• YOUR GOAL
From the records below, state how many lines hold the string "Update", without any other text.

Items listed in a dataset:
Segment Open

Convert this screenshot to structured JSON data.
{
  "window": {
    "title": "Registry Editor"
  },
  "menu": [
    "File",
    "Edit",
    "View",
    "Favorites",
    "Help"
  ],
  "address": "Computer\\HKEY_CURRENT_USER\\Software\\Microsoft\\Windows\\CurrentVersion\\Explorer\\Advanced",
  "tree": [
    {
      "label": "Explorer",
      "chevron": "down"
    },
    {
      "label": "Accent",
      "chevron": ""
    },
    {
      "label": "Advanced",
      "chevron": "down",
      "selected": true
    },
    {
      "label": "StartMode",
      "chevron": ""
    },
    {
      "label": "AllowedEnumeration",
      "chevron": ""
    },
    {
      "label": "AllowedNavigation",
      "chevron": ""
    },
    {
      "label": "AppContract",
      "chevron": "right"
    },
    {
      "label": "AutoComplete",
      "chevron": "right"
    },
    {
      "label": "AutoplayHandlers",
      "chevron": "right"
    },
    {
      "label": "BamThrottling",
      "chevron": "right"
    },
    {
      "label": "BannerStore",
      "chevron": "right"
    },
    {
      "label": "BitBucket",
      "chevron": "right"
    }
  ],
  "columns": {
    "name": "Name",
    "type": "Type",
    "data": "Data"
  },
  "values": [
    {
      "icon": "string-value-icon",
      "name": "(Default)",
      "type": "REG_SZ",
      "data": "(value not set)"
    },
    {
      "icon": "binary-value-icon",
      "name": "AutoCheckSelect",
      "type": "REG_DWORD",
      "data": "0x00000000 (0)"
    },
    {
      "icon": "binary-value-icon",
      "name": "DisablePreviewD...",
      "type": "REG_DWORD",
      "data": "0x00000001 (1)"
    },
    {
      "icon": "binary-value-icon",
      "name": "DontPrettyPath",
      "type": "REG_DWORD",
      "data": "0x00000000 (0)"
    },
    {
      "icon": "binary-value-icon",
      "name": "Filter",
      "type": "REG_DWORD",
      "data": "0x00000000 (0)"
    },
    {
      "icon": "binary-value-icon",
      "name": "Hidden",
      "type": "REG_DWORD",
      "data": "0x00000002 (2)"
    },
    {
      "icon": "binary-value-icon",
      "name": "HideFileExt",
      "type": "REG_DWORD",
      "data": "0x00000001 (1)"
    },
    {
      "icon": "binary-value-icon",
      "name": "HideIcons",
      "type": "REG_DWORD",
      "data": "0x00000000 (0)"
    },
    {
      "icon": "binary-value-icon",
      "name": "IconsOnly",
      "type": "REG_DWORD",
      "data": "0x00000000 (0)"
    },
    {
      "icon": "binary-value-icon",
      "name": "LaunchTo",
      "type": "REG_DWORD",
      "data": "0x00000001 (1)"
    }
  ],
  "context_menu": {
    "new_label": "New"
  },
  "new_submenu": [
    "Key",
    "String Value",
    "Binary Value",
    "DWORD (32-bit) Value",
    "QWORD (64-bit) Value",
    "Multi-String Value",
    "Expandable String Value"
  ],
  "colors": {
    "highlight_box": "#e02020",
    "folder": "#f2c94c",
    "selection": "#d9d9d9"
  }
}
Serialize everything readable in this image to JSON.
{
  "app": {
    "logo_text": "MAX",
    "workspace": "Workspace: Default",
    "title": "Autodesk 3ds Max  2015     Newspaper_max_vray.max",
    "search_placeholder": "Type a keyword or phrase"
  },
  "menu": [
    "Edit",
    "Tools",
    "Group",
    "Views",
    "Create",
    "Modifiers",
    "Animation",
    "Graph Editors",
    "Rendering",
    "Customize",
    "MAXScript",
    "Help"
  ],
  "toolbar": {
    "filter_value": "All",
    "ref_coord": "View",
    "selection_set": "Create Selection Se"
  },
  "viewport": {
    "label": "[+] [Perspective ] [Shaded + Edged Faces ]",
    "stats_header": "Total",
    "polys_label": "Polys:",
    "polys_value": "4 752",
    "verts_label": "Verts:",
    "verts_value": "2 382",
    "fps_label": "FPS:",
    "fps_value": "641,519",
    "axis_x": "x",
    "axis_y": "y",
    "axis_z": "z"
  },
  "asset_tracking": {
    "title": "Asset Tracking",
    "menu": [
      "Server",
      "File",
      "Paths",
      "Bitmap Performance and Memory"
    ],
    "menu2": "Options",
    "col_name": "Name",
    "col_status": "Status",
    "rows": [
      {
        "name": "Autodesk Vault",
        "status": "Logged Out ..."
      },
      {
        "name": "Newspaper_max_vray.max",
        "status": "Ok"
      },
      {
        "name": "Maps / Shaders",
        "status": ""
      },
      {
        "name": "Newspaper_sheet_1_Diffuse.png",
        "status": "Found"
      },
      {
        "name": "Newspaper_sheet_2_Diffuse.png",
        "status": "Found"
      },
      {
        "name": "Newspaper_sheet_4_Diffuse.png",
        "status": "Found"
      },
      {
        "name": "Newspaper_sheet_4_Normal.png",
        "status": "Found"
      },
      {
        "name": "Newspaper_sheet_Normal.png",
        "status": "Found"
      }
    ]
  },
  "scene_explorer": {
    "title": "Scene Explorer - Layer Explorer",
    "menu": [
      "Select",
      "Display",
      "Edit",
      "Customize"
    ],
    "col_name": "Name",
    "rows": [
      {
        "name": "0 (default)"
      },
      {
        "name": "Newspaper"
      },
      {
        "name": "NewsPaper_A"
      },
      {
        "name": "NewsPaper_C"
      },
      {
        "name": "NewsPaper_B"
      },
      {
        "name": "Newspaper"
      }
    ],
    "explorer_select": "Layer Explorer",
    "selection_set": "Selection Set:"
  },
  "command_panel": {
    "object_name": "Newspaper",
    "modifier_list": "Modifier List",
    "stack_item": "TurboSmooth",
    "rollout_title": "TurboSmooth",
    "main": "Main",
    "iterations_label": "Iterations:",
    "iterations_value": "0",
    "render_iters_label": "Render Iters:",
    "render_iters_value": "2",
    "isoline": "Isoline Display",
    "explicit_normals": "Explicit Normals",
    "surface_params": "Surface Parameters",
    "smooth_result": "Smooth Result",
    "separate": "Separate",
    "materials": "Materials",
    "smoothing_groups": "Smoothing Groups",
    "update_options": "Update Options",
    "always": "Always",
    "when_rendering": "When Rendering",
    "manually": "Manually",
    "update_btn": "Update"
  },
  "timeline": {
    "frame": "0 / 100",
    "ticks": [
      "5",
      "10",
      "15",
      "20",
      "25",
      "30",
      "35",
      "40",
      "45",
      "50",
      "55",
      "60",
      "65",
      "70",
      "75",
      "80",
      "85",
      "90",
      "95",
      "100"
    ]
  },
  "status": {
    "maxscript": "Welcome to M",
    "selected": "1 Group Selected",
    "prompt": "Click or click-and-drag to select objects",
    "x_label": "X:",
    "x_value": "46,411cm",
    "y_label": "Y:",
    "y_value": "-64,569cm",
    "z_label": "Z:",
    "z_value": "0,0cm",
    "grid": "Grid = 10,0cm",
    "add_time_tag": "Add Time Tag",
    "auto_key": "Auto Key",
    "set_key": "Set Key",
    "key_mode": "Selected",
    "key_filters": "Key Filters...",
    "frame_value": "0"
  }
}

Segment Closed

• RESPONSE FOR THIS EXERCISE
2